Data for processing:
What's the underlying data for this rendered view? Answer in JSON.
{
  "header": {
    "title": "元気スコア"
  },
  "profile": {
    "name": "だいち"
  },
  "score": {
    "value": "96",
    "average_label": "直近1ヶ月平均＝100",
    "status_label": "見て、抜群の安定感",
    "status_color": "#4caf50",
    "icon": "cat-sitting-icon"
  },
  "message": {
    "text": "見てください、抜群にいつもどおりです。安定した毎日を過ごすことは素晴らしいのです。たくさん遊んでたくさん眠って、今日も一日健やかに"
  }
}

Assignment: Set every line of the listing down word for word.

Solution for this problem:
What's the underlying data for this rendered view? Answer in JSON.
{
  "header": {
    "title": "元気スコア"
  },
  "profile": {
    "name": "だいち"
  },
  "score": {
    "value": "96",
    "average_label": "直近1ヶ月平均＝100",
    "status_label": "見て、抜群の安定感",
    "status_color": "#4caf50",
    "icon": "cat-sitting-icon"
  },
  "message": {
    "text": "見てください、抜群にいつもどおりです。安定した毎日を過ごすことは素晴らしいのです。たくさん遊んでたくさん眠って、今日も一日健やかに"
  }
}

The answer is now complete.